→ **TO DO**
Without omitting anything, copy the data exactly.

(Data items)
++++++++++
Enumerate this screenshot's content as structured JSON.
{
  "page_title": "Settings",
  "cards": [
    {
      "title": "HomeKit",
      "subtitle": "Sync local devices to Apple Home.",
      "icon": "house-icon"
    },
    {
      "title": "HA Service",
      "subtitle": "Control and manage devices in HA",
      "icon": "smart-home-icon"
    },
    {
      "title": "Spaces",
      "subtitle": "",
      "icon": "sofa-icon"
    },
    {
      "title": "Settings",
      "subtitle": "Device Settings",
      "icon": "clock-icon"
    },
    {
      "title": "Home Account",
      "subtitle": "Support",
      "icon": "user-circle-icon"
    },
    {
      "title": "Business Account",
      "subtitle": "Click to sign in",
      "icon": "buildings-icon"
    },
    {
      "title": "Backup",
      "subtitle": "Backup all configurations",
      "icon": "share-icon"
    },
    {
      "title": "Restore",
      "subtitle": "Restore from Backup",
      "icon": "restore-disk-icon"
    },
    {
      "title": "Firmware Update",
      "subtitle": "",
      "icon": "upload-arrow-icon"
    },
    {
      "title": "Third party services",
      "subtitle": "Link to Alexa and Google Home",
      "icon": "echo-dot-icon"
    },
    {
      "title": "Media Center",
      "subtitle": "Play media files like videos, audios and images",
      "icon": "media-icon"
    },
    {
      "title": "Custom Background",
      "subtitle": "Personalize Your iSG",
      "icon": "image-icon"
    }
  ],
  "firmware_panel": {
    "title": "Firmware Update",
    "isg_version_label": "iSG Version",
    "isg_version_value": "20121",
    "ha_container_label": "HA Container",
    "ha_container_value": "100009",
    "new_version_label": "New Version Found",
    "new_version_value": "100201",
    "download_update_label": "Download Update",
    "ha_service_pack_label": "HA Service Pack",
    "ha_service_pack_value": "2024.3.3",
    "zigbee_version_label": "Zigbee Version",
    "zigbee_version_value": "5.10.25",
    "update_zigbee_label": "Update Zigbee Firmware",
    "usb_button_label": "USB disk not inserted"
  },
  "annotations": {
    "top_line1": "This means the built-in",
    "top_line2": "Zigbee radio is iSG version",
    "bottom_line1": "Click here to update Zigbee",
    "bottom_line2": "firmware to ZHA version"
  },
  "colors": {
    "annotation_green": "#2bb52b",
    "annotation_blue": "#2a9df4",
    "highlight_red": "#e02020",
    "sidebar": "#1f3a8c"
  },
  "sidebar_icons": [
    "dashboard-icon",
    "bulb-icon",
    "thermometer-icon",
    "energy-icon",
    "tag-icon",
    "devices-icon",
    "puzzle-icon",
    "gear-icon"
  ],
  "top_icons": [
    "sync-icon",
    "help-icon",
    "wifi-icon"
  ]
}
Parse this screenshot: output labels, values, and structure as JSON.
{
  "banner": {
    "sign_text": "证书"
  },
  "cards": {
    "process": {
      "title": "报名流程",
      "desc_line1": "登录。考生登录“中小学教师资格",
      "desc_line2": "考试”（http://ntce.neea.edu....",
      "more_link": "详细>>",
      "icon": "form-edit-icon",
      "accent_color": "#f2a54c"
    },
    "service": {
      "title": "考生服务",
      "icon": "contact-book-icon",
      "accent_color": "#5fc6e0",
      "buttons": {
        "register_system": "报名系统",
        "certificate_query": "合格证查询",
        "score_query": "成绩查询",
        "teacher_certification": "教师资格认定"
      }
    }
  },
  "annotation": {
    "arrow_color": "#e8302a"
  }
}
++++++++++
→ **OUTPUT OF THE EXERCISE**
Enumerate this screenshot's content as structured JSON.
{
  "page_title": "Settings",
  "cards": [
    {
      "title": "HomeKit",
      "subtitle": "Sync local devices to Apple Home.",
      "icon": "house-icon"
    },
    {
      "title": "HA Service",
      "subtitle": "Control and manage devices in HA",
      "icon": "smart-home-icon"
    },
    {
      "title": "Spaces",
      "subtitle": "",
      "icon": "sofa-icon"
    },
    {
      "title": "Settings",
      "subtitle": "Device Settings",
      "icon": "clock-icon"
    },
    {
      "title": "Home Account",
      "subtitle": "Support",
      "icon": "user-circle-icon"
    },
    {
      "title": "Business Account",
      "subtitle": "Click to sign in",
      "icon": "buildings-icon"
    },
    {
      "title": "Backup",
      "subtitle": "Backup all configurations",
      "icon": "share-icon"
    },
    {
      "title": "Restore",
      "subtitle": "Restore from Backup",
      "icon": "restore-disk-icon"
    },
    {
      "title": "Firmware Update",
      "subtitle": "",
      "icon": "upload-arrow-icon"
    },
    {
      "title": "Third party services",
      "subtitle": "Link to Alexa and Google Home",
      "icon": "echo-dot-icon"
    },
    {
      "title": "Media Center",
      "subtitle": "Play media files like videos, audios and images",
      "icon": "media-icon"
    },
    {
      "title": "Custom Background",
      "subtitle": "Personalize Your iSG",
      "icon": "image-icon"
    }
  ],
  "firmware_panel": {
    "title": "Firmware Update",
    "isg_version_label": "iSG Version",
    "isg_version_value": "20121",
    "ha_container_label": "HA Container",
    "ha_container_value": "100009",
    "new_version_label": "New Version Found",
    "new_version_value": "100201",
    "download_update_label": "Download Update",
    "ha_service_pack_label": "HA Service Pack",
    "ha_service_pack_value": "2024.3.3",
    "zigbee_version_label": "Zigbee Version",
    "zigbee_version_value": "5.10.25",
    "update_zigbee_label": "Update Zigbee Firmware",
    "usb_button_label": "USB disk not inserted"
  },
  "annotations": {
    "top_line1": "This means the built-in",
    "top_line2": "Zigbee radio is iSG version",
    "bottom_line1": "Click here to update Zigbee",
    "bottom_line2": "firmware to ZHA version"
  },
  "colors": {
    "annotation_green": "#2bb52b",
    "annotation_blue": "#2a9df4",
    "highlight_red": "#e02020",
    "sidebar": "#1f3a8c"
  },
  "sidebar_icons": [
    "dashboard-icon",
    "bulb-icon",
    "thermometer-icon",
    "energy-icon",
    "tag-icon",
    "devices-icon",
    "puzzle-icon",
    "gear-icon"
  ],
  "top_icons": [
    "sync-icon",
    "help-icon",
    "wifi-icon"
  ]
}
Parse this screenshot: output labels, values, and structure as JSON.
{
  "banner": {
    "sign_text": "证书"
  },
  "cards": {
    "process": {
      "title": "报名流程",
      "desc_line1": "登录。考生登录“中小学教师资格",
      "desc_line2": "考试”（http://ntce.neea.edu....",
      "more_link": "详细>>",
      "icon": "form-edit-icon",
      "accent_color": "#f2a54c"
    },
    "service": {
      "title": "考生服务",
      "icon": "contact-book-icon",
      "accent_color": "#5fc6e0",
      "buttons": {
        "register_system": "报名系统",
        "certificate_query": "合格证查询",
        "score_query": "成绩查询",
        "teacher_certification": "教师资格认定"
      }
    }
  },
  "annotation": {
    "arrow_color": "#e8302a"
  }
}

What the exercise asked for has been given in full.